There’s quite the rivalry between Northern and Southern Italian cuisines. Residents of each region proudly claim that their cuisine reigns supreme, and while neither region seems ready to step down from the King of Italian Cuisine throne, one thing is sure: the dishes from Northern and Southern Italy are completely different.
Defining the two fares is actually pretty simple. The south of Italy, in most cases bordering the Mediterranean, has a much warmer climate. Olive oil is king, tomatoes thrive in the sunshine and are perfectly ripe and sweet, cheeses are light (think mozzarella, not aged parmesan) and seafood is a common staple. The cuisine reflects the temperate climate and the light, flavorful foods you crave during warmer weather.

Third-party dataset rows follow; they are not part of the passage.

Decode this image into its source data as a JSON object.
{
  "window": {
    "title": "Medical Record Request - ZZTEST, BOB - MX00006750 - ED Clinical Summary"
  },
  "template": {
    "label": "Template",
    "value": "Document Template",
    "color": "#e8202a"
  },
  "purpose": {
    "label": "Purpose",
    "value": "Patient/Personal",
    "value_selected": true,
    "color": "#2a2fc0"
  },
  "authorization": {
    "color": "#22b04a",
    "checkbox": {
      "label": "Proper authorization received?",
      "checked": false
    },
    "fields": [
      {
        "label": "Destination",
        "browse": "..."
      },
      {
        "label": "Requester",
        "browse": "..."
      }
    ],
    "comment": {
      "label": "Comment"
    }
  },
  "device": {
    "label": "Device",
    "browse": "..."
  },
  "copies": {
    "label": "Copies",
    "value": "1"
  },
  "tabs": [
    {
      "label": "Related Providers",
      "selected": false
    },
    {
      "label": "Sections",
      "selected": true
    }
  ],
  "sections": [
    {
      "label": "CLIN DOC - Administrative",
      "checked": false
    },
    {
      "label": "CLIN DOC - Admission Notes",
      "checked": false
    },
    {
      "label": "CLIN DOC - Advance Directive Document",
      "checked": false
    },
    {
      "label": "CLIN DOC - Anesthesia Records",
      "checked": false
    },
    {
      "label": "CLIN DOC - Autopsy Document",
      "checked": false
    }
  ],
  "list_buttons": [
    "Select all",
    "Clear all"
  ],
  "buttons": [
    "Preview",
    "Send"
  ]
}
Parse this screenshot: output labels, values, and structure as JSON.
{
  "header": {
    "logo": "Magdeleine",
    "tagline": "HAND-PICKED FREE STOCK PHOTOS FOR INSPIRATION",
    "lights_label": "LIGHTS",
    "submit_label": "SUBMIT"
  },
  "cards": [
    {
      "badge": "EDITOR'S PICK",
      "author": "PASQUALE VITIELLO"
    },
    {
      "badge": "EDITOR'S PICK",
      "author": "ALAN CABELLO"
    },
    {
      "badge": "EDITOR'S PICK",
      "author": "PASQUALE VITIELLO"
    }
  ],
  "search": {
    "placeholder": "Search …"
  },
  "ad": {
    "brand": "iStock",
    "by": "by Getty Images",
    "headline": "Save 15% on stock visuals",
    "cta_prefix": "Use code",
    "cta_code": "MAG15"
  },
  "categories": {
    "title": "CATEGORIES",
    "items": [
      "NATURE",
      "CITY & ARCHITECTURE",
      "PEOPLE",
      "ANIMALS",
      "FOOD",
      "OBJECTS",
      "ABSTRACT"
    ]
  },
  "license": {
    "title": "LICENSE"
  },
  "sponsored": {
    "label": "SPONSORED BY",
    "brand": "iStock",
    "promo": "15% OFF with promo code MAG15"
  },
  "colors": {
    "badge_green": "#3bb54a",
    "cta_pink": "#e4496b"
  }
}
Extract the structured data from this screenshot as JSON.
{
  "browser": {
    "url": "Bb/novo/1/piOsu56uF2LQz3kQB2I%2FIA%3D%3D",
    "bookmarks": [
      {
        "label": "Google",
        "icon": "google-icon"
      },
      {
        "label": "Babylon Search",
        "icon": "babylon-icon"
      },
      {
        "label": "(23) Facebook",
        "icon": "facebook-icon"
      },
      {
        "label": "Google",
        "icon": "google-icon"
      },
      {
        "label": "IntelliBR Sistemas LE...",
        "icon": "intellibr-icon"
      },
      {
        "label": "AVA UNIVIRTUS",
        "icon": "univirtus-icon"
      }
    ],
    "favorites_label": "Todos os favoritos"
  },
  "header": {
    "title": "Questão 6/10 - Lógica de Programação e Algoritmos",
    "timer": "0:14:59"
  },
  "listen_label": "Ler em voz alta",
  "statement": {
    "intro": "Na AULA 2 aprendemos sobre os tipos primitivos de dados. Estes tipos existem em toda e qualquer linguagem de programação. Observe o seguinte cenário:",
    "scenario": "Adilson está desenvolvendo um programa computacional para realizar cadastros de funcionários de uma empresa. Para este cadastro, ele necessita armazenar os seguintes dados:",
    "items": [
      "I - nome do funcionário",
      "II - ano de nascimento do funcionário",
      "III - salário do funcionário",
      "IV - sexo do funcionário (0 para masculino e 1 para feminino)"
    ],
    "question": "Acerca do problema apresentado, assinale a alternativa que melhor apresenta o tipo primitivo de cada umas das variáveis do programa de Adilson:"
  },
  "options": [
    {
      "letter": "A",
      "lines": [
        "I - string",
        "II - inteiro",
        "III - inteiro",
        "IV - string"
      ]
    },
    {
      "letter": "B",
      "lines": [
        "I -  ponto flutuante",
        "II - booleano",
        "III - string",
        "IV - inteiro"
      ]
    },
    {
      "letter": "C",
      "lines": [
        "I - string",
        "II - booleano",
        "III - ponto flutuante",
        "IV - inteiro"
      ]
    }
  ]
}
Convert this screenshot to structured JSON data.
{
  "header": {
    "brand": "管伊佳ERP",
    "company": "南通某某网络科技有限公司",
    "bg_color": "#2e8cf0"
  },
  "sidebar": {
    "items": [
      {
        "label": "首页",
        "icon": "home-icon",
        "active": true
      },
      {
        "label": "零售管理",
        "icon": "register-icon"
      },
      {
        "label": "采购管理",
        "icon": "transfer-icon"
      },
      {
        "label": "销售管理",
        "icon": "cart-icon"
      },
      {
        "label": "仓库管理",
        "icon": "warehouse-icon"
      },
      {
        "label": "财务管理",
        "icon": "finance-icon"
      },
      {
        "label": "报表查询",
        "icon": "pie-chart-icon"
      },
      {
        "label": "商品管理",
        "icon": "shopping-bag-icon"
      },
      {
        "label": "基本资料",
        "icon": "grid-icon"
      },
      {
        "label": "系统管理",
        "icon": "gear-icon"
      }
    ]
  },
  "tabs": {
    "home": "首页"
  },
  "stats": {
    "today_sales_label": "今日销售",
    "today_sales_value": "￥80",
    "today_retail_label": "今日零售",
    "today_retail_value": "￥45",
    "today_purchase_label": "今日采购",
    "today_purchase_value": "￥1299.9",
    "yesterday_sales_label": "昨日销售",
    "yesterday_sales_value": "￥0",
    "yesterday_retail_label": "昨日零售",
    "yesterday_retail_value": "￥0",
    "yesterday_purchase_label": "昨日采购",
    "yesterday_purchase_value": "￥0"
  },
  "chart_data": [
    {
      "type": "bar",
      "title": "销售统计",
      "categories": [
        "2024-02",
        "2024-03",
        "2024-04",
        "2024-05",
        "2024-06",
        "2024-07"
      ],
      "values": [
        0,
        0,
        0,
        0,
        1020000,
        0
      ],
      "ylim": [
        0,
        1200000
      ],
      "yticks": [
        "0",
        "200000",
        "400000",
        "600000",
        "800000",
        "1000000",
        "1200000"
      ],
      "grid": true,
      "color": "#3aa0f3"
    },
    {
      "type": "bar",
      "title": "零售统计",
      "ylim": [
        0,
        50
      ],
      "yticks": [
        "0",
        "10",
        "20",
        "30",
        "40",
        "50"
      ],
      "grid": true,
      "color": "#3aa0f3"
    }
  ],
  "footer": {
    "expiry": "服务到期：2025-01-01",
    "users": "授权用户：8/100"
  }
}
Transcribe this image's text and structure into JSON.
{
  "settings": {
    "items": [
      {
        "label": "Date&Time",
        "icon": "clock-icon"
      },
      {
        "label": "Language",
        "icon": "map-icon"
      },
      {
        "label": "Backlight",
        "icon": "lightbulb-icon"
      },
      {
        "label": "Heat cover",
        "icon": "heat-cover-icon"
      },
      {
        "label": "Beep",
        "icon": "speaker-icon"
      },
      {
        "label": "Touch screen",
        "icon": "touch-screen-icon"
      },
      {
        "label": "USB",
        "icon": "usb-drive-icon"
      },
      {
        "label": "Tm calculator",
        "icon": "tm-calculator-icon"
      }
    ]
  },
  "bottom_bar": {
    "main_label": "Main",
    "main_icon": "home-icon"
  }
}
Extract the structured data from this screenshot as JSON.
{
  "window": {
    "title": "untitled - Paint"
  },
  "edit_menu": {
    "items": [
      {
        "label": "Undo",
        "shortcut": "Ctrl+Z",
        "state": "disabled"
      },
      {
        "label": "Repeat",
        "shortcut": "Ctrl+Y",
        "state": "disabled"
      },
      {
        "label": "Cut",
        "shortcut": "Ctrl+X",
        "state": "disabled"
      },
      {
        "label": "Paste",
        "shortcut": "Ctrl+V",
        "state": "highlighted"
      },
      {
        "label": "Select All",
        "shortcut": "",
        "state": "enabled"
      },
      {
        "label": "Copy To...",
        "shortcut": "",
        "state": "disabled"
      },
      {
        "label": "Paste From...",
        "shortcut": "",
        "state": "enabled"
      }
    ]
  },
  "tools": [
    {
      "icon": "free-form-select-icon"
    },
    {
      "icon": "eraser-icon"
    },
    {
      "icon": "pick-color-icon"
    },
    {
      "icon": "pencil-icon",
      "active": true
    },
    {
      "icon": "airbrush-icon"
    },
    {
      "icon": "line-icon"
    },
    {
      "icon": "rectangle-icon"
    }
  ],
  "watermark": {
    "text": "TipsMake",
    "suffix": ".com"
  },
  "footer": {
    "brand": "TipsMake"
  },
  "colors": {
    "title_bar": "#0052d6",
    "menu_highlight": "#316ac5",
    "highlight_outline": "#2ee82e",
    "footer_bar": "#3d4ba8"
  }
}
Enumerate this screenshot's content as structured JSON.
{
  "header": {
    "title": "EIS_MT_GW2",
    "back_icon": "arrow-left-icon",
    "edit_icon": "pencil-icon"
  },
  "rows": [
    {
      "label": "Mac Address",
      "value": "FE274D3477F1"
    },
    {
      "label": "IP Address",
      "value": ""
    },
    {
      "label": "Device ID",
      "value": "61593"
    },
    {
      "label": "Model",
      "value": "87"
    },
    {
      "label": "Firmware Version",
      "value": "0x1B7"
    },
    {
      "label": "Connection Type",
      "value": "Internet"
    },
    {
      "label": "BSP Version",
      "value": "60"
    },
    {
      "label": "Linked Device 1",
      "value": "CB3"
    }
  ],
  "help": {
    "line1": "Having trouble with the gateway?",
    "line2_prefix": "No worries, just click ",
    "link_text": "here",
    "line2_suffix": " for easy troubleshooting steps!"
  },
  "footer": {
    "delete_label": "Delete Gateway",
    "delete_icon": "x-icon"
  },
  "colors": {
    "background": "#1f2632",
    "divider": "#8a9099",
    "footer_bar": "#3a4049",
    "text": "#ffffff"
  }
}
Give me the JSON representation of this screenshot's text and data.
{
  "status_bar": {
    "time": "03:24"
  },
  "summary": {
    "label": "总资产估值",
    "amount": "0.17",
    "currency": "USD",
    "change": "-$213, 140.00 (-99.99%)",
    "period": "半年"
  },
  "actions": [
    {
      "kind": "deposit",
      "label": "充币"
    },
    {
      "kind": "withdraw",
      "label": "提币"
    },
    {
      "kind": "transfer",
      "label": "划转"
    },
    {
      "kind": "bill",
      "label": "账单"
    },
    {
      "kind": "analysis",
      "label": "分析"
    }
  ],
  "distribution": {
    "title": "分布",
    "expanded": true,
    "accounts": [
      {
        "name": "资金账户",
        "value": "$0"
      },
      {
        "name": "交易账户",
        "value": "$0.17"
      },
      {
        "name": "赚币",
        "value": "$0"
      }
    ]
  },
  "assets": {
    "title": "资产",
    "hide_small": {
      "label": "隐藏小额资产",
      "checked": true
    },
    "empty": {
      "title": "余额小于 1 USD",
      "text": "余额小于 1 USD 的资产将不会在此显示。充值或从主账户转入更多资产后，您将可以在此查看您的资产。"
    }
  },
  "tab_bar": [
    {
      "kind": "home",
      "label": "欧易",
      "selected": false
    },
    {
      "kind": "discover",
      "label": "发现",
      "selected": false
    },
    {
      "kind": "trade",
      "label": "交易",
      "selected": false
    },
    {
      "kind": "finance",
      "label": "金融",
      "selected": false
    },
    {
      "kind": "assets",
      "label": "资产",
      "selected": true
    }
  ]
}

Head north and as the climate changes, so does the food. Northern Italy is known for much heartier dishes: game is common, cheeses are aged and much stronger in flavor (think pecorino romano or parmesan) and lentils, stews, and beef are much more common fare. Cream is also a common ingredient, and butter tends to be used much more than in the south. Overall, the food is heavier, is a bit more meat-based, and foods are the things you’d want during the fall or winter.
It is here, in the north, that you find the “Stomach of Italy”: Bologna. Known as the culinary center to many, Bologna is famous for its cured meats and famous “bolognese” sauce: a mixture of three meats (beef, veal, and pork) with a touch of cream. The leading spice? Nutmeg: a perfect accompaniment to creamy dishes. It is here that we took a cooking class to master pasta, and it is here that I fell in love with Lasagna alla Bolognese.
Of course I’ve had lasagna in the States. I’ve even cooked it a few times. But lasagna has never, ever excited me, save one restaurant in Salinas that it is a family tradition to attend (I don’t know WHAT they do to it… but it’s incredible). But I digress. True Lasagna alla Bolognese is much different than the recipes I am used to, which are tomato sauce based and use ricotta and white pasta. This lasagna is much heartier, more colorful, and MUCH more flavorful, and I guarantee you it will blow your mind.
As I learned from our cooking instructor, true Lasagna alla Bolognese always uses green sheets of pasta (the pasta is colored and flavored by spinach). The filling is comprised of Sugo di Bolognese (a beef-based sauce with red wine and onions), bechamel (cream sauce with nutmeg) and parmesan. YUM.
You can access Mario Batali’s traditional Lasagna alla Bolognese recipe on the New York Metro website: the recipe includes the three-meat Bolognese sauce that is typical of the region. Or, check out the recipe for Lasagna alla Bolognese from La Vecchia Scuola di Bolognese in Bologna, where I took a wonderful class on making hand-rolled pastas. It is here that I learned about true Lasagna alla Bolognese and its components… although admittedly, the first time I tried the delicious dish it was from a tiny unmarked hole-in-the-wall store down the street from our apartment in Bologna. An older woman runs the establishment, which is always packed: in the back, her mother and son run orders of pasta back and forth from the kitchen, and if you don’t get there by one, you will not be eating lasagna: it WILL be sold out. (If you’re ever in Bologna, it is a MUST: it is near the corner of Via Pietralata and Via del Pratello).
Being a foreigner in Italia is great: I have no ties to a region or its cuisine, so I’m allowed to love them all equally! And I certainly do… although I may perhaps be a bit partial to some of the dishes I sampled in Umbria, to anything with burrata cheese, and to Lasagna alla Bolognese. Oh, Italy. I shall miss you and your delicious food!